Can the Biden Administration get the bill through Congress?
Right now, this is a proposal by the administration and is a long way from getting passed and becoming law. President Biden has tasked five of his cabinet members with selling the concept in Washington and across the country. Everyone likes the idea of infrastructure improvement but some think there are items in the plan that go beyond infrastructure and some think it doesn’t do enough. In addition, getting Republicans to agree with tax increases to corporations to pay for the plan is almost impossible.
The administration basically has three options to make this happen:
- Sell everyone on the idea and get enough agreement for it to get through Congress. Not very likely.
- Bipartisan effort and compromise on the size, scope and cost to get agreement from Republicans. This would be ideal and is possible but they may lose support from progressive Democrats as they win support from centrist Republicans.
- Use the budget reconciliation process like they did with the last Covid relief package to ram it through Congress on a partisan, party-line vote. They will need the support of all the Democrats and again, some Democrats think that this plan doesn’t do enough. Also, when using budget reconciliation, they lose the bipartisan support and effort that the President talked about during the election campaign and emphasized in his inauguration address.
There is pretty good consensus and support from across the country, and especially rural America, that we need to do more to our roads, bridges, electrical grid, broadband and other infrastructure.
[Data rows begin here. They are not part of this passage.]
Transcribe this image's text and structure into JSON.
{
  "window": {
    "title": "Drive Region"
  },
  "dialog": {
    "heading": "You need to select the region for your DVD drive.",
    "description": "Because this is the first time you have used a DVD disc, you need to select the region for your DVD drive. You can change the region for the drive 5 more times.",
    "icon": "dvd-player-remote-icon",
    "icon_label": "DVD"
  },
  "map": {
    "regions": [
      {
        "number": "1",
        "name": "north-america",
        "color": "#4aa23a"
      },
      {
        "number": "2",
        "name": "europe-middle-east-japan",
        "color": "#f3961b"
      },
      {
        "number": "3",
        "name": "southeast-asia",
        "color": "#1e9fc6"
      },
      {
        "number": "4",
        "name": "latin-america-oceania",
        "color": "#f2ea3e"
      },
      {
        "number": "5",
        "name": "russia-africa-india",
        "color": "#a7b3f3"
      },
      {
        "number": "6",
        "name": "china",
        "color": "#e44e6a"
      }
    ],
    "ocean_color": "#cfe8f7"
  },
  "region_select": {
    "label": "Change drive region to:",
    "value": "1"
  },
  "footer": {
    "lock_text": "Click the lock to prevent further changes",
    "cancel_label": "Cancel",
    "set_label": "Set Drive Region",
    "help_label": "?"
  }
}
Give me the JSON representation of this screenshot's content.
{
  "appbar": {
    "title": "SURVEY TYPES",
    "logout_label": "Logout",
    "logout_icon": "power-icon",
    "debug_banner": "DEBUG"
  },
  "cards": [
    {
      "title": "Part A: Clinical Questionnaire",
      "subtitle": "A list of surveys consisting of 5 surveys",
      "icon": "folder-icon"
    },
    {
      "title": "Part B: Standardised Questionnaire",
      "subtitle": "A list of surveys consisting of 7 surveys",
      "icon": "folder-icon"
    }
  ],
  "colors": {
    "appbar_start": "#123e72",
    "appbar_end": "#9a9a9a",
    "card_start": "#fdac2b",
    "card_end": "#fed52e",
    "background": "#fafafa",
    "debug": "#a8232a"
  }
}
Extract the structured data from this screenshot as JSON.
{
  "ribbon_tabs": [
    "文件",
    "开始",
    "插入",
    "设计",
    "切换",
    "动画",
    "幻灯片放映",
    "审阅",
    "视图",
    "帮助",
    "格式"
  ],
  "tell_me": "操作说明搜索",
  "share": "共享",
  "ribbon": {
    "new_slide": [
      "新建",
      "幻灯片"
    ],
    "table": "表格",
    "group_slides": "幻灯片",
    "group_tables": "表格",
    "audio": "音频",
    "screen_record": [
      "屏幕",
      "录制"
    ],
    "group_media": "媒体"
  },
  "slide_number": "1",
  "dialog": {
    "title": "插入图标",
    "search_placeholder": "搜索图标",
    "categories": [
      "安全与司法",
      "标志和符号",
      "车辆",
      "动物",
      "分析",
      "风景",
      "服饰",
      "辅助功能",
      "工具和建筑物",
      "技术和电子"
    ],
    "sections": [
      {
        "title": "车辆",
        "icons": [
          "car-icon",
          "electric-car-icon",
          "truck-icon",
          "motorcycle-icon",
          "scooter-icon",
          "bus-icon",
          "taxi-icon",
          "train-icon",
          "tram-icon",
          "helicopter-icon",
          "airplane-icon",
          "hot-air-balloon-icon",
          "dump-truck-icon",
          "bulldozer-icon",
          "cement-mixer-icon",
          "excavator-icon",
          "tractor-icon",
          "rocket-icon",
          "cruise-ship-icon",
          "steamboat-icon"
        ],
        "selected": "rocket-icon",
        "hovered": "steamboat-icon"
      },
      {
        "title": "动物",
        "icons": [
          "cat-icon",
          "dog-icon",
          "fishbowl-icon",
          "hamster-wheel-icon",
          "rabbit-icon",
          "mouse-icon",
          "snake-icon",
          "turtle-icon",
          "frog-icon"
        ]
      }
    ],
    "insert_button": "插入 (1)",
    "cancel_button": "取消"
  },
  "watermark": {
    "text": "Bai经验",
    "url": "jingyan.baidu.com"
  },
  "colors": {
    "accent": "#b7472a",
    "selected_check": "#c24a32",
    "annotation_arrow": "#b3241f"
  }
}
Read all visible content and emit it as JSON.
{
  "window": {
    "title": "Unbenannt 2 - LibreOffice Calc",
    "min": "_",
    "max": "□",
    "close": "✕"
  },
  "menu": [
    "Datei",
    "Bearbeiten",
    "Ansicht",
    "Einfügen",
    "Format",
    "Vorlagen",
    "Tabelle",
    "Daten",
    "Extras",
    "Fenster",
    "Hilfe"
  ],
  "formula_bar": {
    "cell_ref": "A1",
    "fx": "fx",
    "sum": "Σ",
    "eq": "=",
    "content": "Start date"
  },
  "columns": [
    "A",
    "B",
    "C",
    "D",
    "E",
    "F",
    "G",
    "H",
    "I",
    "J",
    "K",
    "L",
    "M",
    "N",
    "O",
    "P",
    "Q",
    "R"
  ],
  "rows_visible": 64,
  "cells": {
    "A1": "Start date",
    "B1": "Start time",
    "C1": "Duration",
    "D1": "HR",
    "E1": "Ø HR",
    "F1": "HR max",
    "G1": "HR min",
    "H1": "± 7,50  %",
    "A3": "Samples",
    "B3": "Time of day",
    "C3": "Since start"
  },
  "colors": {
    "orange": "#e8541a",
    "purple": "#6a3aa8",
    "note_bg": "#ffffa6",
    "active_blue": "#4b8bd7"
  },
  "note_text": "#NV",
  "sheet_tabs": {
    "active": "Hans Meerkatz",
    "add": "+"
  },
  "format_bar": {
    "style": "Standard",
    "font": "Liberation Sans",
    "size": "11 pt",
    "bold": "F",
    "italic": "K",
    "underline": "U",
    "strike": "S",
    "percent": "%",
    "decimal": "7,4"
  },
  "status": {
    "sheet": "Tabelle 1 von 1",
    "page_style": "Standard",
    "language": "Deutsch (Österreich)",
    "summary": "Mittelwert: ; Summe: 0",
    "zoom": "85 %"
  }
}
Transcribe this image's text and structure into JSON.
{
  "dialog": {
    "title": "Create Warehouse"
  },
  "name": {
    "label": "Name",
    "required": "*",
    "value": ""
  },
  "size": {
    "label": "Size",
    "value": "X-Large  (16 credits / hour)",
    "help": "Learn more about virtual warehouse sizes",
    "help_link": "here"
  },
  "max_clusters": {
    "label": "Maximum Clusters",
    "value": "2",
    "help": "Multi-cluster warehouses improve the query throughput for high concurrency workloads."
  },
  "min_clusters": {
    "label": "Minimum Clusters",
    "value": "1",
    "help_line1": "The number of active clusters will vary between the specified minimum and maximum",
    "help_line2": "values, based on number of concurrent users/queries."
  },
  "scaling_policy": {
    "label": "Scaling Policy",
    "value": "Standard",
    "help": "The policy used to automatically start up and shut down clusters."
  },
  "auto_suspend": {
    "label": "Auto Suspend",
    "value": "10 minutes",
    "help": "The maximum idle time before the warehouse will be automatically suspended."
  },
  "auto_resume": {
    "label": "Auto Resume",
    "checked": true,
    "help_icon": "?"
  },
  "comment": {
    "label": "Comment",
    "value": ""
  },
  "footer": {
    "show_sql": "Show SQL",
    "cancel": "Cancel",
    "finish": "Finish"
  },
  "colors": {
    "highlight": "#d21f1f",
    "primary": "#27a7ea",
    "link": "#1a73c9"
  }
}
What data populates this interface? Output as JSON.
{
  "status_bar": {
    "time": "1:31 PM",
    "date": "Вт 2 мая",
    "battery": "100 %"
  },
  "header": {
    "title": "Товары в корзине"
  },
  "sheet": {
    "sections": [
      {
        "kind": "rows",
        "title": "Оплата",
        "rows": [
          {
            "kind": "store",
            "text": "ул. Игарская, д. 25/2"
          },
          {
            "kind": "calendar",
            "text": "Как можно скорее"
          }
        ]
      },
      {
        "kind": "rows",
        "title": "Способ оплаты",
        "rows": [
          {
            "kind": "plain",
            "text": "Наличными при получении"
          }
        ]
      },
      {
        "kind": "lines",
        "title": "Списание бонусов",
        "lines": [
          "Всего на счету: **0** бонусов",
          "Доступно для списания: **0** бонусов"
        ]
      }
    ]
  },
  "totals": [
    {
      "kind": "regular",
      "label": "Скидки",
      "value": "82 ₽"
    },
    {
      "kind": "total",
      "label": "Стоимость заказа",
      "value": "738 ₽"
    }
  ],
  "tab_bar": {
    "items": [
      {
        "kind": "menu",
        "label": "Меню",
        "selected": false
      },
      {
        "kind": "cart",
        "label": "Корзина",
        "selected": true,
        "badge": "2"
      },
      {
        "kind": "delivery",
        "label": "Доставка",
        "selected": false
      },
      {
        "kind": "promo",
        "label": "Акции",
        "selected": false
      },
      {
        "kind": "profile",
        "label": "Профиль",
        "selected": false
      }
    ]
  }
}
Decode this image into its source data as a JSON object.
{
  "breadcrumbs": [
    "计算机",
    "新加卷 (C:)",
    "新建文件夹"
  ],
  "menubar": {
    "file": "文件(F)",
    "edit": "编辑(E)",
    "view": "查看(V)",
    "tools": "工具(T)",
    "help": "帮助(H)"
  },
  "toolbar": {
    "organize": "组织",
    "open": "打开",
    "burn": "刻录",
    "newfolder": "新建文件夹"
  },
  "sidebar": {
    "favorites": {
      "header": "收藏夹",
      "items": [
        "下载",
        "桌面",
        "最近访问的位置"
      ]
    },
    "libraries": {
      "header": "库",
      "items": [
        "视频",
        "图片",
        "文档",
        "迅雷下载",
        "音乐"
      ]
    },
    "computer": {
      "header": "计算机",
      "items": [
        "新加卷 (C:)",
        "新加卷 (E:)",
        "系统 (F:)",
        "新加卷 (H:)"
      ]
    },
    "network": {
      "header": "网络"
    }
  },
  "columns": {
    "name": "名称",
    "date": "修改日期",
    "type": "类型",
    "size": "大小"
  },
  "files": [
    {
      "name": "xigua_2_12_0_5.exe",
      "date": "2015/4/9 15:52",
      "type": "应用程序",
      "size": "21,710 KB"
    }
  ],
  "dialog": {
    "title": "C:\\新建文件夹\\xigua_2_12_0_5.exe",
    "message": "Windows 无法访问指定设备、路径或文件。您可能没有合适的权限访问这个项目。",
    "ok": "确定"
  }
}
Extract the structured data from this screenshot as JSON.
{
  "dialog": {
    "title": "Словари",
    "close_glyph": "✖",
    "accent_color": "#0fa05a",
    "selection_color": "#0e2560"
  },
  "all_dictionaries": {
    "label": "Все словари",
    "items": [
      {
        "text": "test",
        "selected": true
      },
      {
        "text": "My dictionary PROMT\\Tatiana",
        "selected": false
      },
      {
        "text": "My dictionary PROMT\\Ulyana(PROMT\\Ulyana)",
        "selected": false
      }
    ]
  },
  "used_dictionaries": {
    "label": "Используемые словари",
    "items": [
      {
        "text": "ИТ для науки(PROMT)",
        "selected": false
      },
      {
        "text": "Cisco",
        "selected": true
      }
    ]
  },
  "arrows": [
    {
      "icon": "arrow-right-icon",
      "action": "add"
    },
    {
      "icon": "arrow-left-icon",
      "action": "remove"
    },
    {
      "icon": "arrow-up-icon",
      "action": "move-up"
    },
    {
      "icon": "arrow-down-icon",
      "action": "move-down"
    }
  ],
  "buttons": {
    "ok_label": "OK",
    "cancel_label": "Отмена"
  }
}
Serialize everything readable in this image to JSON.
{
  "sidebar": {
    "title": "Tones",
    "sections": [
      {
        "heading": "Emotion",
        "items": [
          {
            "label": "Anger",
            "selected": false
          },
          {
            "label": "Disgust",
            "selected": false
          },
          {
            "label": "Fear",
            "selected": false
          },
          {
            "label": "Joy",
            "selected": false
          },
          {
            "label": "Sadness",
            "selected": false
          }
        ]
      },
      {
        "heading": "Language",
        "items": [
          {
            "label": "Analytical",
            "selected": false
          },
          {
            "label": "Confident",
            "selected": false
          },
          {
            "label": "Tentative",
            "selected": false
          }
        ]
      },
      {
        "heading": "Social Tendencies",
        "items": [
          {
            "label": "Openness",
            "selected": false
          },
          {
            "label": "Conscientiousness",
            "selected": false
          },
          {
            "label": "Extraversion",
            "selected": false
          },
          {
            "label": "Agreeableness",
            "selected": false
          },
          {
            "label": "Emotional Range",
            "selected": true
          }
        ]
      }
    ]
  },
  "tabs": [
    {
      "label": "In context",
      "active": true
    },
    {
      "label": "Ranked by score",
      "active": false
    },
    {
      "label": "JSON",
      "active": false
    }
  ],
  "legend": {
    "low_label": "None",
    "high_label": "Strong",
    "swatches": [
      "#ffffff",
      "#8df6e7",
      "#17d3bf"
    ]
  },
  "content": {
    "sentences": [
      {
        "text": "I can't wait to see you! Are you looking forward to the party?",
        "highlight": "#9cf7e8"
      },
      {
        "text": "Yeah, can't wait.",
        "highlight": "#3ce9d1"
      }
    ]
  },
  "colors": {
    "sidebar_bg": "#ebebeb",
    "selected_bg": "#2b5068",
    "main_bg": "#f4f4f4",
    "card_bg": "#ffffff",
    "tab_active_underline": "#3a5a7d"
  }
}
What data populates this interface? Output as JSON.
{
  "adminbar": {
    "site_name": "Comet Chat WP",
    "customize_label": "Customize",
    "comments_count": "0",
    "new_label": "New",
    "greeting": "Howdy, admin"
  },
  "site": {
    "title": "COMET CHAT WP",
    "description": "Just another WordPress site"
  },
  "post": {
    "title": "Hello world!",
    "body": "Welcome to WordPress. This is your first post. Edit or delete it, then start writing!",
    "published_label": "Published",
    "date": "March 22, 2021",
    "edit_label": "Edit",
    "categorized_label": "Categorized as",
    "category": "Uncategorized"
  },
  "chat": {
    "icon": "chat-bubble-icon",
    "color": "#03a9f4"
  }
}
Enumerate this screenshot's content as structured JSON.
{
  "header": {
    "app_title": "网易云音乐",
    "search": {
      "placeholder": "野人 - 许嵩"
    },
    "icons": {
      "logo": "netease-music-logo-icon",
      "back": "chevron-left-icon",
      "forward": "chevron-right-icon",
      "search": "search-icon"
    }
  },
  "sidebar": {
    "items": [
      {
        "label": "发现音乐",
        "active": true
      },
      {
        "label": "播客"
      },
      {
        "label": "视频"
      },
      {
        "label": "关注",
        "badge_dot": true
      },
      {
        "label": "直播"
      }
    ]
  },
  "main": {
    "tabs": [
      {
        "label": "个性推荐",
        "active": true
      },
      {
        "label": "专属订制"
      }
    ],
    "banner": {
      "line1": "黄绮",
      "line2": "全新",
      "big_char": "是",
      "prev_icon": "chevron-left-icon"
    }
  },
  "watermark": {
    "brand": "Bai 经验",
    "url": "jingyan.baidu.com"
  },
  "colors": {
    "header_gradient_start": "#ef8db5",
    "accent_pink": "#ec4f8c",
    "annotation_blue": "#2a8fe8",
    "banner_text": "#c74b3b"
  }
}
The big questions yet to be settled is how much do we do and how do we pay for it? Everyone should continue to watch this plan develop and unfold as it could be historic. We will continue to monitor it as well.